    Leon Houston, 55, was convicted in November 2013 for using a telephone communication to threaten to kill Cleveland attorney James Logan.

    U.S. District Judge Danny Reeves sentenced him to the maximum five years in March.

    The 6th Circuit covers Kentucky, Michigan, Ohio and Tennessee.

    The U.S. Attorney’s Office must file a brief in the case by Dec. 22.

  • Man charged after naked child found wandering

    A Harriman man has been charged with child abuse and neglect involving a youngster age 6 or younger.

    Jack Chesser III, 20, was taken into custody after a Roane County Sheriff Deputy responded to Chesser’s home because of a call to 911 regarding a young child walking outside the residence naked and following around a dog.

    “The complainant stated they had been there for almost 45 minutes and no adults had come outside for the child,” said an incident report from the Roane County Sheriff Office.

  • Starved-child dad on third lawyer

    The father accused of starving his 2-year-old son to death is now on his third attorney.

    A. Philip Lomonaco of Knoxville filed a notice with the court last week that he’s now serving as the attorney for Matthew Dotson. Dotson’s previous attorney, Kent Booher, was suspended by the Tennessee Supreme Court in October for pleading guilty to two counts of statutory rape in Loudon County Criminal Court.

    Booher took over as Dotson’s attorney after Joseph Lodato was allowed to withdraw from the case in July 2013.

  • Trial for Rockwood’s Tom Pierce moved again

    Former Rockwood Public Works Director Tom Pierce was accused of using city funds to make personal purchases in 2013.

    He has yet to go to trial.

    A continuance was granted Nov. 17, and the new trial date is set for March 31 in front of Judge Eugene Eblen.

    “They need to go ahead and come out and get it over with,” said Councilwoman Peggy Evans.

    Evans said she was shocked when the accusations about Pierce emerged, and she called him immediately.

  • DOUGH for DOUGH

    Nothing makes the heart warmer than giving to a worthy cause.

    Except maybe if you are rewarded with the soft warmth of fresh bread baked by Dyllis Springs Elementary School third-grader Molly Duggins.

    Molly was inspired to bake bread to raise money after she saw a mailer sent from St. Jude Children’s Research Hospital featuring a girl named Brooklyn.

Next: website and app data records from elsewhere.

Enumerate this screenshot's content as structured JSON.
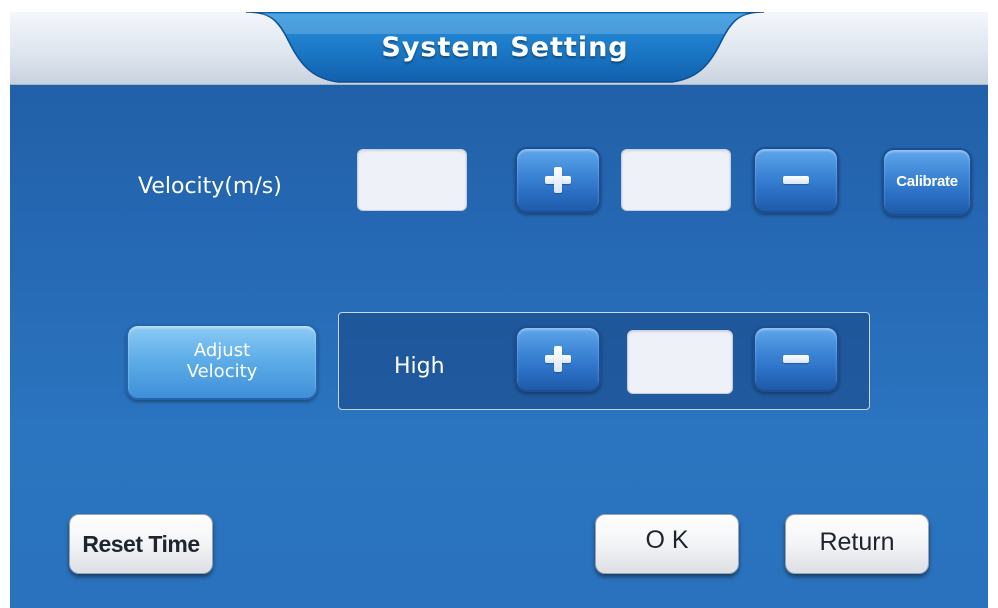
{
  "header": {
    "title": "System Setting"
  },
  "velocity_row": {
    "label": "Velocity(m/s)",
    "current_value": "",
    "adjust_value": "",
    "increment_icon": "plus-icon",
    "decrement_icon": "minus-icon",
    "calibrate_label": "Calibrate"
  },
  "adjust_row": {
    "adjust_button_line1": "Adjust",
    "adjust_button_line2": "Velocity",
    "level_label": "High",
    "level_value": "",
    "increment_icon": "plus-icon",
    "decrement_icon": "minus-icon"
  },
  "footer": {
    "reset_time_label": "Reset Time",
    "ok_label": "O K",
    "return_label": "Return"
  },
  "colors": {
    "background": "#2567b2",
    "header_accent": "#1e7fd0",
    "button_blue": "#3d86d6",
    "button_white": "#f3f4f6",
    "value_box": "#eef1f7"
  }
}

    She decided to raise money to help St. Jude’s help children with serious ailments.

  • OS tells resident to sue

    James Horton said he was shocked by the response he got at last week’s Oliver Springs Board of Aldermen meeting.

    “A couple of things are clear,” Horton said. “OS doesn’t care what the charter says.”

    The town charter states, “the newly elected officers of the town shall take offices at 7 p.m. on the first Thursday in November, after the election results have been certified.”

  • Tiger Haven critic files lawsuit

    The dispute between Tiger Haven and neighbor Toby Rhynehart shows no signs of subsiding.

    Rhynehart has filed a civil action in Roane County General Sessions Court, alleging Tiger Haven operator Mary Lynn Haven built a chain link fence on his property and cut down some of his trees.

    “I’ve got pictures,” Rhynehart said. “I’ve got everything. I’ve got some things that she doesn’t even know about. You’ll just have to wait until trial.”

  • Harriman changes CDBG grant focus

    Harriman officials are looking at a Community Development Block Grant to help with the city’s aging infrastructure.

    Officials are looking to meet in the coming weeks with the group who prepares and administers the grant applications for Harriman Utility Board.

    City Manager Kevin Helms said officials are “prepared to talk about other funding resources, as well.”

    “We feel pretty certain a storm drain application would get approved,” Mayor Chris Mason said recently.